At about 7-o’clock orientation to the round groundpad is the elevation
indicator dial, the type of dial that is featured on the Hasegawa model.
The single dials for the elevation and azimuth are common to the Flak
18 and Flak 36. Left of this dial is the arc-shaped elevation quadrant
and elevation indicator pointer. Going right from the top of the elevation
quadrant is a long rod which is a link to the direct gunsight, another
feature not included in the Hasegawa model kit. On either side of the
raised outrigger are the black handwheels for gun elevation (left) and
for gun traverse (on the right).
This photo shows the direct
sight bracket (minus the Flakzielfernrohr 20 gun sight) at very top
center above the traverse handwheel. Below and behind the handwheel
we can just make out the two brackets that attached the shield to the
carriage. In front of the bracket is the folded-up T-shaped footrest
for the gunner’s seat.
The forward trailer (Vorderwagen)
attachment of the Flak 18 and Sonderanhänger 201 trailer. Once
attached to the gun, this was the forward trailer with steerable wheels
so the gun could only be towed in one direction once the trailers were
attached. This is what we need to make Hasegawa’s Sd.Ah. trailer
- The German 88 Gun In Combat, by
Janus Piekalkiewicz (1992). Schiffer Publishing’s hardcover
book focusing on the Flak gun’s AT and ground use with many
black & white photos and English text.
- Dreaded Threat, The 8.8 cm Flak
18/36/37 In The Anti-Tank Role, by Thomas Jentz. Panzer Tracts (2001)
Parada’s Achtung Panzer website
Tthere is also an excellent section on the Flak 88 with photos of
a restored Flak 36 and Sd.Ah. 202 trailer,
- Photos of the three guns at Aberdeen
Proving Ground. [I have noted so many slight variations in details
of the actual guns in photos that I would not worry if something
wasn’t exactly as one photo or expert claims it is.]
- US War Department Technical Manual
GERMAN 88-MM ANTIAIRCRAFT GUN MATERIAL 29 June 1943, TM E-369A.
Al Magnus’ review of the Flak 36 kit.
Marko Mäkinen build of the Hasegawa Flak 18 kit.
- German Artillery of World war Two,

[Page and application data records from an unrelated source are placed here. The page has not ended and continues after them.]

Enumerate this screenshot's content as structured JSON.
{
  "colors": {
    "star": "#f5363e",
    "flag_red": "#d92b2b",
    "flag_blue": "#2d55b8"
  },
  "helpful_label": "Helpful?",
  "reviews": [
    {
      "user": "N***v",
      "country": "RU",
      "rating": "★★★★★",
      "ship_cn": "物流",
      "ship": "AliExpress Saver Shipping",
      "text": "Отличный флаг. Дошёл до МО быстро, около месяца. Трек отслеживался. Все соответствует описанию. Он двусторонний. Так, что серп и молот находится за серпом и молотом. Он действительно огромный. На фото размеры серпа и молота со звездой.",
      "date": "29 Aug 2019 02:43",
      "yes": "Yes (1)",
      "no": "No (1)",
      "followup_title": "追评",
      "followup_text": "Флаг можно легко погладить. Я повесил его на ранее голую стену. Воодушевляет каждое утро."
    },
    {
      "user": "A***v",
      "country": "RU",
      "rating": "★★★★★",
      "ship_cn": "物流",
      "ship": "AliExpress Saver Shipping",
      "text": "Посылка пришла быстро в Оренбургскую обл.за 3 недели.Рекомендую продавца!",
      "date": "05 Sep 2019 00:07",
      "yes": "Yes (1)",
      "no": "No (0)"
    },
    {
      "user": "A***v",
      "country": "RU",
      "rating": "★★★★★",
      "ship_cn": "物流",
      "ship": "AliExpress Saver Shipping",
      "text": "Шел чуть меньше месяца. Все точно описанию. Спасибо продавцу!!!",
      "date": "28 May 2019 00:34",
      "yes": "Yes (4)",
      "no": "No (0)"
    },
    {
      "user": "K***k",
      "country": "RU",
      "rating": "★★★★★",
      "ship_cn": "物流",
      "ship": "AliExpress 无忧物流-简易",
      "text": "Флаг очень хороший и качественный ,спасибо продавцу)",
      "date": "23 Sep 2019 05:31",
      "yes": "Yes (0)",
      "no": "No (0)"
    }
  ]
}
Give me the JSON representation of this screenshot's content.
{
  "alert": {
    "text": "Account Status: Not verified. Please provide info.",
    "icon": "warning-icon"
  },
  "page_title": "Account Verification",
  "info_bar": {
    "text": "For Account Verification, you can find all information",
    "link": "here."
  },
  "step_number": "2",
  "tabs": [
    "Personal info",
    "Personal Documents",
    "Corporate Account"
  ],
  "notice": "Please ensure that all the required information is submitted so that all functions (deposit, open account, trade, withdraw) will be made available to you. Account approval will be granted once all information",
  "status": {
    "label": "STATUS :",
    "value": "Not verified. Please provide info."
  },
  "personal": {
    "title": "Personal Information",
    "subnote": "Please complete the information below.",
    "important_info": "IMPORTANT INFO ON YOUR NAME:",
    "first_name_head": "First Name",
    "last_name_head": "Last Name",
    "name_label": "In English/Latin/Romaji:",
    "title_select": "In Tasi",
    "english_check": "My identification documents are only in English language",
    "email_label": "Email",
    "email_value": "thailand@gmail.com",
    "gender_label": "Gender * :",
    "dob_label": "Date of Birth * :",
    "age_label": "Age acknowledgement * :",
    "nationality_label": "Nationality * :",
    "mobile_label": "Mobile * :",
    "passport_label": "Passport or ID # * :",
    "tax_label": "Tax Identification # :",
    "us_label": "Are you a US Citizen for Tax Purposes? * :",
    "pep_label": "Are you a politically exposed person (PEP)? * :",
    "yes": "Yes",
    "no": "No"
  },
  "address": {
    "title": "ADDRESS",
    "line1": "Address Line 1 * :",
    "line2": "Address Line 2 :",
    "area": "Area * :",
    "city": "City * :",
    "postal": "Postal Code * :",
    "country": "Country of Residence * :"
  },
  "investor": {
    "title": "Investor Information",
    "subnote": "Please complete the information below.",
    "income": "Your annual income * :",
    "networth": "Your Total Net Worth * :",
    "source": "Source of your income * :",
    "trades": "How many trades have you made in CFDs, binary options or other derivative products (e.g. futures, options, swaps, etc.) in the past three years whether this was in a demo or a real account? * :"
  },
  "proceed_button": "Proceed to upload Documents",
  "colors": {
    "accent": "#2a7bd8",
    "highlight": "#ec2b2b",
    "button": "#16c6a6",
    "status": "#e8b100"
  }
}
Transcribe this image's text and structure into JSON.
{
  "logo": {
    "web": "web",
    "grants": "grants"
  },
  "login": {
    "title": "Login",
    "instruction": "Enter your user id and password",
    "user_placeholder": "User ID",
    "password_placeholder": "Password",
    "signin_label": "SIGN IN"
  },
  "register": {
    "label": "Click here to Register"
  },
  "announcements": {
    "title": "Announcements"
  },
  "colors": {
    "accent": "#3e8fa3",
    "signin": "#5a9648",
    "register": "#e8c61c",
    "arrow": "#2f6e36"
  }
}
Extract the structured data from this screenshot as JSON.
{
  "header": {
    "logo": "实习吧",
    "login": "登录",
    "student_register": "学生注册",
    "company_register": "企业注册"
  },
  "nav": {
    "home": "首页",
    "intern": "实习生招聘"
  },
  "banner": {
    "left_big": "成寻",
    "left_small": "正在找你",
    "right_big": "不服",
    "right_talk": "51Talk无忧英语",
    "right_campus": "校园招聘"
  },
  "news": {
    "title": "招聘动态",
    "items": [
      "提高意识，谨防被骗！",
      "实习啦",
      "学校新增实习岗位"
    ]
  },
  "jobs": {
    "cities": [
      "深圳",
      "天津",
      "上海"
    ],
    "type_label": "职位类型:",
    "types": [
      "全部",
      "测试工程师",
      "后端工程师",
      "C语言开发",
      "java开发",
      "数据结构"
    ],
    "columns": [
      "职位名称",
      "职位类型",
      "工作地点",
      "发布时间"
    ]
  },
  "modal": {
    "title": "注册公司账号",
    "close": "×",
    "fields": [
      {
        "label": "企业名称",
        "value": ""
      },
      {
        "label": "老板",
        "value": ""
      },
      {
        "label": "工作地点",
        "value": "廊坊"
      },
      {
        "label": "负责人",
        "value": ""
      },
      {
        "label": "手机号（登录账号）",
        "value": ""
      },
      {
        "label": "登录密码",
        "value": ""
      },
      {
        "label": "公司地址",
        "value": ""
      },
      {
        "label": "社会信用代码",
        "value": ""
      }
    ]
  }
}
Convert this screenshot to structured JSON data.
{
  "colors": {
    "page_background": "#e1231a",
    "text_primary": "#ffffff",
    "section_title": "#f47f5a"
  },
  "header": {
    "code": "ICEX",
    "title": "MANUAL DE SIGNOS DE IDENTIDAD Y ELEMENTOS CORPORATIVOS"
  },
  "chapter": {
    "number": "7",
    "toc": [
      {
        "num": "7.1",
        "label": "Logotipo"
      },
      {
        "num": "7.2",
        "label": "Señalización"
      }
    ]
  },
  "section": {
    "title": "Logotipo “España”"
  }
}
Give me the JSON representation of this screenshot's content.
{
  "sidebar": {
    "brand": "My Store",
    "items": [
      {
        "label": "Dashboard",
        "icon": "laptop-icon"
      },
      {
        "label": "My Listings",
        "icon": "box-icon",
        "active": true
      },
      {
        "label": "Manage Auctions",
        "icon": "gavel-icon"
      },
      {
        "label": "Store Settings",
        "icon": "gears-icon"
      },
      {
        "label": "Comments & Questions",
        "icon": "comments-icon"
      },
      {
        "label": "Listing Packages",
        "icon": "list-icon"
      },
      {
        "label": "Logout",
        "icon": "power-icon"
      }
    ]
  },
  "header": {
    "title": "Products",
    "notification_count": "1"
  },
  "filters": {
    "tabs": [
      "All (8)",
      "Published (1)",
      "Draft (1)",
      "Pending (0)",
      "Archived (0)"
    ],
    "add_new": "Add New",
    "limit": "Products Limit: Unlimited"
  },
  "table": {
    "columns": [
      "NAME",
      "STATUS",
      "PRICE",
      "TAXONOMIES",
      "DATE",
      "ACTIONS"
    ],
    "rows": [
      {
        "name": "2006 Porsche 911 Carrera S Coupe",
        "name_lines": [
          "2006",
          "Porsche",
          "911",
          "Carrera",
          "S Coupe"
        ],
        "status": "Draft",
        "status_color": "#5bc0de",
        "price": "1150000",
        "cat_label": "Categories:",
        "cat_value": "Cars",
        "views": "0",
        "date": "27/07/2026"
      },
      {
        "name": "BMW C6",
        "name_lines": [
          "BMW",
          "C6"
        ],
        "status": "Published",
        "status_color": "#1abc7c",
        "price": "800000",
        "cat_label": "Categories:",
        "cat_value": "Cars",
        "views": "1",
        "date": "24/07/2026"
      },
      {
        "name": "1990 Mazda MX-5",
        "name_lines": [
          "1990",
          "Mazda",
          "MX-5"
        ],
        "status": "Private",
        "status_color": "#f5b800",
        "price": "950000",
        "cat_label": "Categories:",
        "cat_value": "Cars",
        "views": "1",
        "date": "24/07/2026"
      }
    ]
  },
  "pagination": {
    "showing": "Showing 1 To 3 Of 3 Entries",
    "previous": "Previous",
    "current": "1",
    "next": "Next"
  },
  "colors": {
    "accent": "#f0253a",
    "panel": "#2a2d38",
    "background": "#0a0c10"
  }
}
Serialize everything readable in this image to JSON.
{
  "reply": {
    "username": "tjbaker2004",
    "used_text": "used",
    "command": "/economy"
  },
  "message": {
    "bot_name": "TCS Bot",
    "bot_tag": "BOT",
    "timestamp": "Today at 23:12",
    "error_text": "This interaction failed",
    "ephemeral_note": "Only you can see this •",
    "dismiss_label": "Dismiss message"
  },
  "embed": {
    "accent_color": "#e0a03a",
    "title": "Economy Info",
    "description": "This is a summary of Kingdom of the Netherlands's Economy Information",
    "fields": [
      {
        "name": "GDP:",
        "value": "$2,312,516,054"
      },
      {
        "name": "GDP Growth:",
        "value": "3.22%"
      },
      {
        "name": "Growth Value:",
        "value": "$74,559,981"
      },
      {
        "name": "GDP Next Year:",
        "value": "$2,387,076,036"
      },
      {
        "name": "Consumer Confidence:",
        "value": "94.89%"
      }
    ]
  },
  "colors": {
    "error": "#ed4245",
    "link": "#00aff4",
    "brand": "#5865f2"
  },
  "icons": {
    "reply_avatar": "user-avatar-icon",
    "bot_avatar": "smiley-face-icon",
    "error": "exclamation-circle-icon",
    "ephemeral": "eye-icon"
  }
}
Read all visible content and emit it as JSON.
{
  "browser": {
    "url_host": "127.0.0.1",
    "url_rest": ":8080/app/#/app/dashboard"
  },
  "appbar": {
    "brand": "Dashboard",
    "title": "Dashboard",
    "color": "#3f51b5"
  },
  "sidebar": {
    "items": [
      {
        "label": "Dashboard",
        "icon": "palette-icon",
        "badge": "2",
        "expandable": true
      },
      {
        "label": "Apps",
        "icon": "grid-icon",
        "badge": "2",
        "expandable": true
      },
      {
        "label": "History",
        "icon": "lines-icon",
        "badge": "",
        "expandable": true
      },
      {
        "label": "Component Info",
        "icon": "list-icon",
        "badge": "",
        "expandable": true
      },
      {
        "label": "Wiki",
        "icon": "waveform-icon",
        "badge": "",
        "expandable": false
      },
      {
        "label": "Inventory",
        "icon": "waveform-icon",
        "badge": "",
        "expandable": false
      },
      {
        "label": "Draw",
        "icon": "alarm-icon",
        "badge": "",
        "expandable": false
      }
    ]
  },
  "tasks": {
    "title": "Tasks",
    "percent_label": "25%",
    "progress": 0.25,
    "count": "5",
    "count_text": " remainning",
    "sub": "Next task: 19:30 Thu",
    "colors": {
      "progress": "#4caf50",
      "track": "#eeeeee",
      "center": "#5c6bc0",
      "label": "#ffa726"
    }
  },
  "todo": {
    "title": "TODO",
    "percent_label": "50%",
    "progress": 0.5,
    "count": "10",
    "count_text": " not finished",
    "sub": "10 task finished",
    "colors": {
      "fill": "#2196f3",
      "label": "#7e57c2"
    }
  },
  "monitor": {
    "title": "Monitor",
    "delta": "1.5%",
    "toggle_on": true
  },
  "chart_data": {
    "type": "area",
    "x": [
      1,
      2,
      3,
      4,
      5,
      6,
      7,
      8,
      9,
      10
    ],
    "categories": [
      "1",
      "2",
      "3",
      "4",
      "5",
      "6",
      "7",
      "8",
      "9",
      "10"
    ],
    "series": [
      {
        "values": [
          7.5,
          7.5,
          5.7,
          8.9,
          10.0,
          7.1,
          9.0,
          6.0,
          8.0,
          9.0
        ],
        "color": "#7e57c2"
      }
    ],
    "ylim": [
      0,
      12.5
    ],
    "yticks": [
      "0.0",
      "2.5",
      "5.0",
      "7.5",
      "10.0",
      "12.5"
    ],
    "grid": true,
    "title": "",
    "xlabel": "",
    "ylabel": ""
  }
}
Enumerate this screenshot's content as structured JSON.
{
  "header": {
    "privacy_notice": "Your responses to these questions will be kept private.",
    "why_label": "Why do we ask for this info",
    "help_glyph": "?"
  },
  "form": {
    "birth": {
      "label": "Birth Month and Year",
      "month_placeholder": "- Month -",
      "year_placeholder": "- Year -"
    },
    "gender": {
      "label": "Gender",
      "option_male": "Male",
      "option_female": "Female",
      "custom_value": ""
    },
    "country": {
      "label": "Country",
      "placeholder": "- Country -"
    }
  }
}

by Ian V. Hogg. From Greenhill Books and Stackpole Books (1997).
- Anti Aircraft Artillery, by Ian
- Editor's note.
Scans of the manual and sprues can also be found on the Henk
of Holland website.